(Work item)
Exact repetition of every entry is required.

[Web page and app entries]
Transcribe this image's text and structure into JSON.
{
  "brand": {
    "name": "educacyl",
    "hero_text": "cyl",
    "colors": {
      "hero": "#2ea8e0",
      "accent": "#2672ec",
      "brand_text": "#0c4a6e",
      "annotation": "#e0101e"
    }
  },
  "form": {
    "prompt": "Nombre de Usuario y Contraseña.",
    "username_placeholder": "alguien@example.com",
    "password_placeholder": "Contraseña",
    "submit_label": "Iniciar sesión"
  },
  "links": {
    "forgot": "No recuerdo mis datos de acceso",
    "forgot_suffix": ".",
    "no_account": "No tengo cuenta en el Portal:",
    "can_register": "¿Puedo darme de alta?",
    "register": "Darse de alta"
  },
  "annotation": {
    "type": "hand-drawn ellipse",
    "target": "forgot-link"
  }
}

(Reply)
Transcribe this image's text and structure into JSON.
{
  "brand": {
    "name": "educacyl",
    "hero_text": "cyl",
    "colors": {
      "hero": "#2ea8e0",
      "accent": "#2672ec",
      "brand_text": "#0c4a6e",
      "annotation": "#e0101e"
    }
  },
  "form": {
    "prompt": "Nombre de Usuario y Contraseña.",
    "username_placeholder": "alguien@example.com",
    "password_placeholder": "Contraseña",
    "submit_label": "Iniciar sesión"
  },
  "links": {
    "forgot": "No recuerdo mis datos de acceso",
    "forgot_suffix": ".",
    "no_account": "No tengo cuenta en el Portal:",
    "can_register": "¿Puedo darme de alta?",
    "register": "Darse de alta"
  },
  "annotation": {
    "type": "hand-drawn ellipse",
    "target": "forgot-link"
  }
}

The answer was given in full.